Shalini’s friend, Naima Mathew, exclaims, “The entire state of Kerala is sitting on a time bomb!”. This sentiment reflects the precarious situation they believe God’s own country is facing. It invokes the Chinese proverb that serves both as a curse and a reflection of the turbulent times humanity finds itself in – “May you live in interesting times.”
In Sen’s narrative, the film strategically weaves together elements. These elements not only provoke thought but also perpetuate stereotypes and misconceptions about Islam. By portraying Indian Muslims as fanatics, the movie attempts to shield itself from accusations of Islamophobia. It even goes so far as to include a song lamenting the act of conversion, further fueling the underlying agenda.
While the movie purports to address the perils of religious indoctrination, it paradoxically resorts to similar tactics by employing dramatic close-ups, a mournful musical score, and graphic depictions of violence to sway the audience’s emotions and reinforce its own narrative. In doing so, it risks perpetuating the very indoctrination it claims to critique.

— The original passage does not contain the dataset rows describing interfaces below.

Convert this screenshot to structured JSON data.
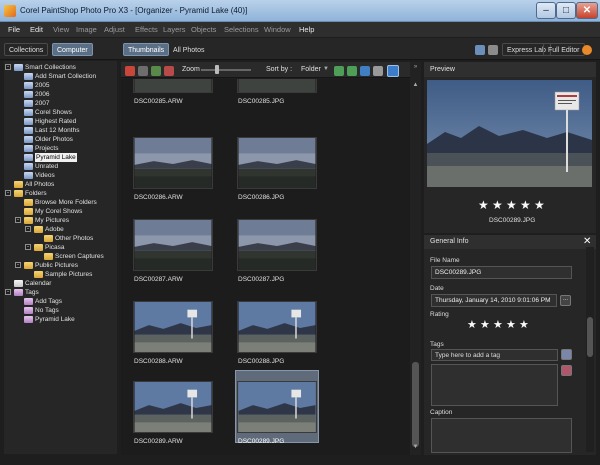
{
  "window": {
    "title": "Corel PaintShop Photo Pro X3 - [Organizer - Pyramid Lake (40)]"
  },
  "menu": [
    "File",
    "Edit",
    "View",
    "Image",
    "Adjust",
    "Effects",
    "Layers",
    "Objects",
    "Selections",
    "Window",
    "Help"
  ],
  "toolbar": {
    "tabs": [
      "Collections",
      "Computer"
    ],
    "views": [
      "Thumbnails",
      "All Photos"
    ],
    "express_lab": "Express Lab",
    "full_editor": "Full Editor",
    "zoom_label": "Zoom",
    "sort_label": "Sort by :",
    "sort_value": "Folder",
    "expand": "»"
  },
  "tree": [
    {
      "label": "Smart Collections",
      "level": 0,
      "exp": "-",
      "icon": "smart"
    },
    {
      "label": "Add Smart Collection",
      "level": 1,
      "icon": "smart"
    },
    {
      "label": "2005",
      "level": 1,
      "icon": "smart"
    },
    {
      "label": "2006",
      "level": 1,
      "icon": "smart"
    },
    {
      "label": "2007",
      "level": 1,
      "icon": "smart"
    },
    {
      "label": "Corel Shows",
      "level": 1,
      "icon": "smart"
    },
    {
      "label": "Highest Rated",
      "level": 1,
      "icon": "smart"
    },
    {
      "label": "Last 12 Months",
      "level": 1,
      "icon": "smart"
    },
    {
      "label": "Older Photos",
      "level": 1,
      "icon": "smart"
    },
    {
      "label": "Projects",
      "level": 1,
      "icon": "smart"
    },
    {
      "label": "Pyramid Lake",
      "level": 1,
      "icon": "smart",
      "selected": true
    },
    {
      "label": "Unrated",
      "level": 1,
      "icon": "smart"
    },
    {
      "label": "Videos",
      "level": 1,
      "icon": "smart"
    },
    {
      "label": "All Photos",
      "level": 0,
      "icon": "photos"
    },
    {
      "label": "Folders",
      "level": 0,
      "exp": "-",
      "icon": "folder"
    },
    {
      "label": "Browse More Folders",
      "level": 1,
      "icon": "folder"
    },
    {
      "label": "My Corel Shows",
      "level": 1,
      "icon": "folder"
    },
    {
      "label": "My Pictures",
      "level": 1,
      "exp": "-",
      "icon": "folder"
    },
    {
      "label": "Adobe",
      "level": 2,
      "exp": "-",
      "icon": "folder"
    },
    {
      "label": "Other Photos",
      "level": 3,
      "icon": "folder"
    },
    {
      "label": "Picasa",
      "level": 2,
      "exp": "-",
      "icon": "folder"
    },
    {
      "label": "Screen Captures",
      "level": 3,
      "icon": "folder"
    },
    {
      "label": "Public Pictures",
      "level": 1,
      "exp": "-",
      "icon": "folder"
    },
    {
      "label": "Sample Pictures",
      "level": 2,
      "icon": "folder"
    },
    {
      "label": "Calendar",
      "level": 0,
      "icon": "calendar"
    },
    {
      "label": "Tags",
      "level": 0,
      "exp": "-",
      "icon": "tag"
    },
    {
      "label": "Add Tags",
      "level": 1,
      "icon": "tag"
    },
    {
      "label": "No Tags",
      "level": 1,
      "icon": "tag"
    },
    {
      "label": "Pyramid Lake",
      "level": 1,
      "icon": "tag"
    }
  ],
  "thumbnails": [
    {
      "name": "DSC00285.ARW",
      "scene": "mountains"
    },
    {
      "name": "DSC00285.JPG",
      "scene": "mountains"
    },
    {
      "name": "DSC00286.ARW",
      "scene": "dusk"
    },
    {
      "name": "DSC00286.JPG",
      "scene": "dusk"
    },
    {
      "name": "DSC00287.ARW",
      "scene": "dusk"
    },
    {
      "name": "DSC00287.JPG",
      "scene": "dusk"
    },
    {
      "name": "DSC00288.ARW",
      "scene": "sign"
    },
    {
      "name": "DSC00288.JPG",
      "scene": "sign"
    },
    {
      "name": "DSC00289.ARW",
      "scene": "sign"
    },
    {
      "name": "DSC00289.JPG",
      "scene": "sign",
      "selected": true
    }
  ],
  "preview": {
    "header": "Preview",
    "rating": 5,
    "filename": "DSC00289.JPG"
  },
  "general_info": {
    "header": "General Info",
    "close": "✕",
    "file_name_label": "File Name",
    "file_name": "DSC00289.JPG",
    "date_label": "Date",
    "date": "Thursday, January 14, 2010 9:01:06 PM",
    "date_btn": "...",
    "rating_label": "Rating",
    "rating": 5,
    "tags_label": "Tags",
    "tags_placeholder": "Type here to add a tag",
    "caption_label": "Caption"
  }
}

In conclusion, Sudipto Sen’s “The Kerala Story” presents a narrative that seeks to highlight the dangers of religious indoctrination. However, it ultimately falls victim to its own manipulative tactics. By selectively portraying Indian Muslims as extremists and perpetuating stereotypes, the film undermines its potential to engage in a thoughtful and nuanced exploration of the subject matter. It is important to approach such narratives with a critical eye and strive for a more comprehensive understanding of religious diversity and its complexities.